The letter in full attempts to absolve the NYU of any responsibility, citing the invitation was extended under  standard academic practices, while at the same time remaining  sympathetic to those who were offended by her views. It’s a difficult to line to straddle, and it’s unclear how the faculty, student body and community will receive it.

40 years ago today, 3 brave souls hitched a ride to the moon…

education, science, technology, video 1 Comment »

Apollo 11 Crew

Warning… veering off topic…

On a humid July morning 40 years ago today, Apollo 11 astronauts Neil Armstrong, Michael Collins and Buzz Aldrin climbed aboard the most dangerous vehicle man had ever built, on a voyage to the moon.

I was two and half years old. I remember that day, or at least have convinced myself that I remember it, sitting in front of an old black and white television watching a streak of light hurtle towards the stars.

Like most boys growing up, I was fascinated by all things space and dinosaurs. While interest in the Jurassic and Cretaceous eventually faded, the love of space and space travel, did not. Astronomy books, science-fiction novels, movies, I couldn’t get enough. I was a certified space geek.

When I went off to college I decided to study aerospace engineering, with the dream of working one day for NASA or JPL, but soon realized I had little of the prerequisite discipline necessary for that field of study, ie the math. And there was a lot of it. So I switched to Journalism, which had only slightly more math than English. But my interest in all things space never waned.

Barely a year into my studies I watched in horror as the shuttle Challenger exploded into a million pieces across the Atlantic. I attended no class that day, not even the Astronomy elective I was taking. I remember President Reagan’s moving tribute later that same evening: “We will never forget them, nor the last time we saw them, this morning, as they prepared for their journey and waved good-bye and slipped the surly bonds of earth to touch the face of God…”

Earth from the MoonThere have certainly been other triumphs and disasters since, but for me, none quite so much like the day humankind took their first steps on the moon.

In honor of 40th anniversary of the Apollo 11 launch, the JFK Library and Museum explores the mission in extraordinary detail at The site tracks the mission in realtime as it happened, creating a thoroughly immersive and cool experience. Be sure to check it out.

There are also some beautiful, and some rarely seen photographs from before, during and after the mission at The Big Picture: Remembering Apollo 11.

Looking back over these past 4 decades as a man in his early 40s, I had hoped by now we would have at least planted a flag, any flag, in the red sands of Mars.
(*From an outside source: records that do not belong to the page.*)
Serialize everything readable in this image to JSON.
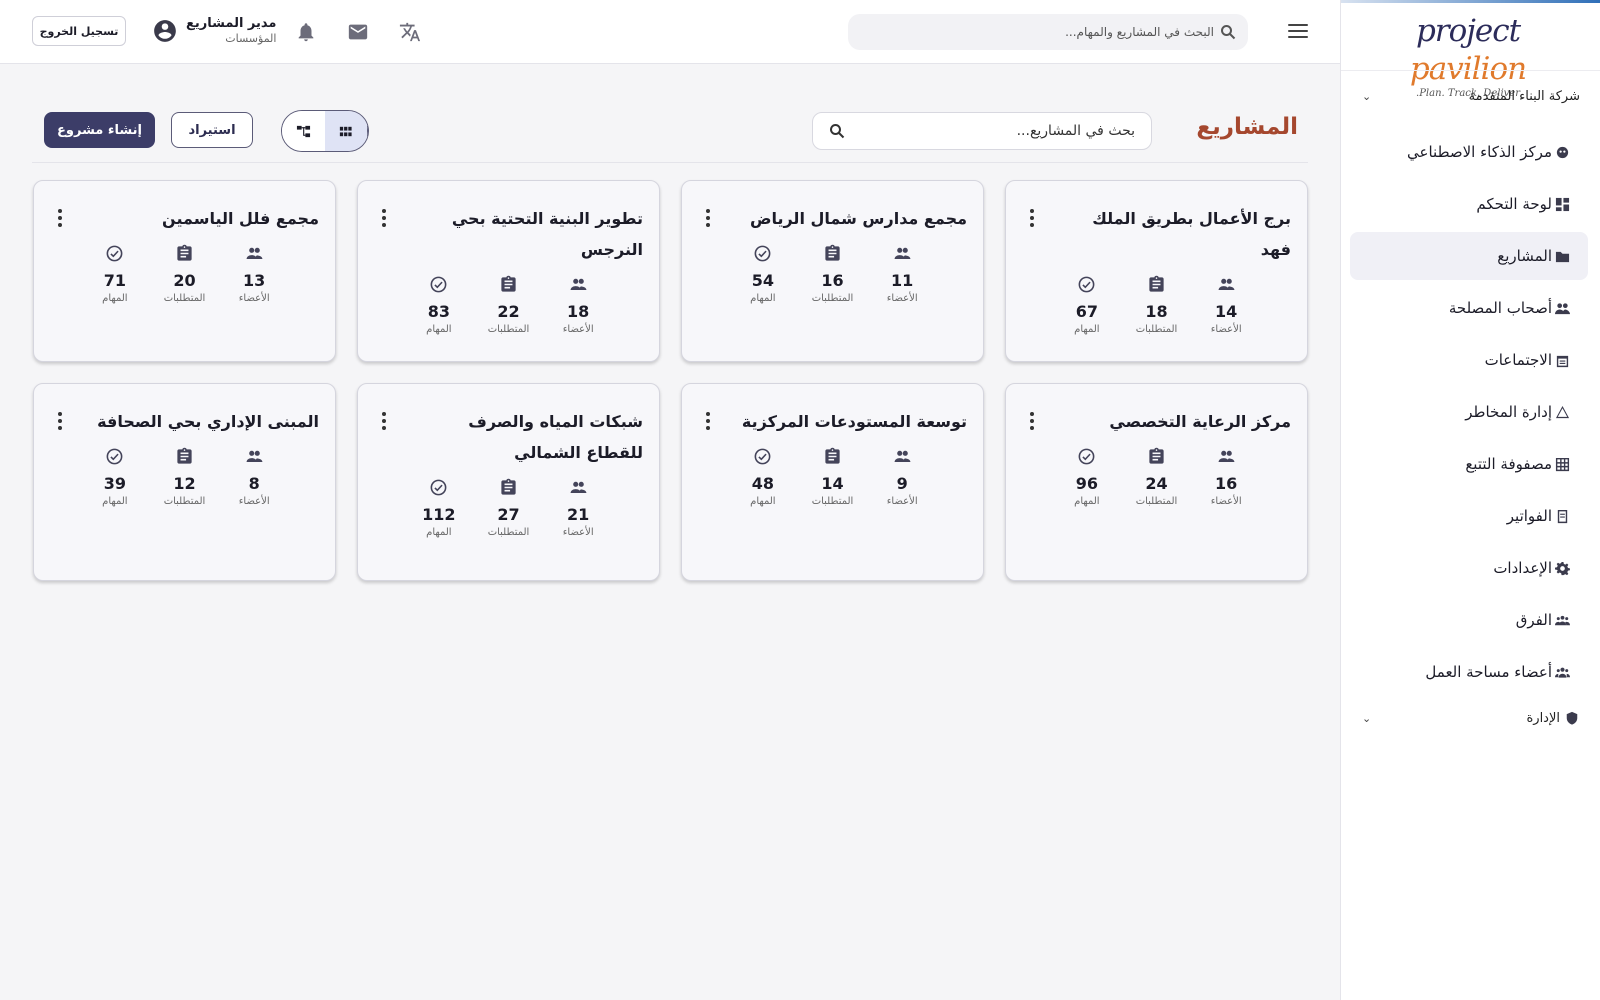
{
  "brand": {
    "name_part1": "project",
    "name_part2": "pavilion",
    "tagline": "Plan. Track. Deliver."
  },
  "sidebar": {
    "company": "شركة البناء المتقدمة",
    "items": [
      {
        "label": "مركز الذكاء الاصطناعي",
        "icon": "ai-brain-icon"
      },
      {
        "label": "لوحة التحكم",
        "icon": "dashboard-icon"
      },
      {
        "label": "المشاريع",
        "icon": "folder-icon",
        "active": true
      },
      {
        "label": "أصحاب المصلحة",
        "icon": "people-icon"
      },
      {
        "label": "الاجتماعات",
        "icon": "calendar-icon"
      },
      {
        "label": "إدارة المخاطر",
        "icon": "warning-icon"
      },
      {
        "label": "مصفوفة التتبع",
        "icon": "grid-icon"
      },
      {
        "label": "الفواتير",
        "icon": "receipt-icon"
      },
      {
        "label": "الإعدادات",
        "icon": "gear-icon"
      },
      {
        "label": "الفرق",
        "icon": "groups-icon"
      },
      {
        "label": "أعضاء مساحة العمل",
        "icon": "members-icon"
      }
    ],
    "admin": "الإدارة"
  },
  "header": {
    "search_placeholder": "البحث في المشاريع والمهام...",
    "user_name": "مدير المشاريع",
    "user_role": "المؤسسات",
    "logout": "تسجيل الخروج"
  },
  "page": {
    "title": "المشاريع",
    "search_placeholder": "بحث في المشاريع...",
    "import": "استيراد",
    "create": "إنشاء مشروع"
  },
  "labels": {
    "members": "الأعضاء",
    "requirements": "المتطلبات",
    "tasks": "المهام"
  },
  "projects": [
    {
      "title": "برج الأعمال بطريق الملك فهد",
      "members": 14,
      "requirements": 18,
      "tasks": 67
    },
    {
      "title": "مجمع مدارس شمال الرياض",
      "members": 11,
      "requirements": 16,
      "tasks": 54
    },
    {
      "title": "تطوير البنية التحتية بحي النرجس",
      "members": 18,
      "requirements": 22,
      "tasks": 83
    },
    {
      "title": "مجمع فلل الياسمين",
      "members": 13,
      "requirements": 20,
      "tasks": 71
    },
    {
      "title": "مركز الرعاية التخصصي",
      "members": 16,
      "requirements": 24,
      "tasks": 96
    },
    {
      "title": "توسعة المستودعات المركزية",
      "members": 9,
      "requirements": 14,
      "tasks": 48
    },
    {
      "title": "شبكات المياه والصرف للقطاع الشمالي",
      "members": 21,
      "requirements": 27,
      "tasks": 112
    },
    {
      "title": "المبنى الإداري بحي الصحافة",
      "members": 8,
      "requirements": 12,
      "tasks": 39
    }
  ],
  "colors": {
    "accent": "#3c3d68",
    "title": "#a5472e",
    "brand_orange": "#e07a2c",
    "brand_navy": "#2c2c5a"
  }
}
But unfortunately, no. In fact it’s been 37 years since we last walked the on the face of the moon. And now, as I approach middle age, it seems unlikely that either will happen, or happen again, in my lifetime.

But I am a space geek. And I am hopeful.

Video of that memorable launch and landing below.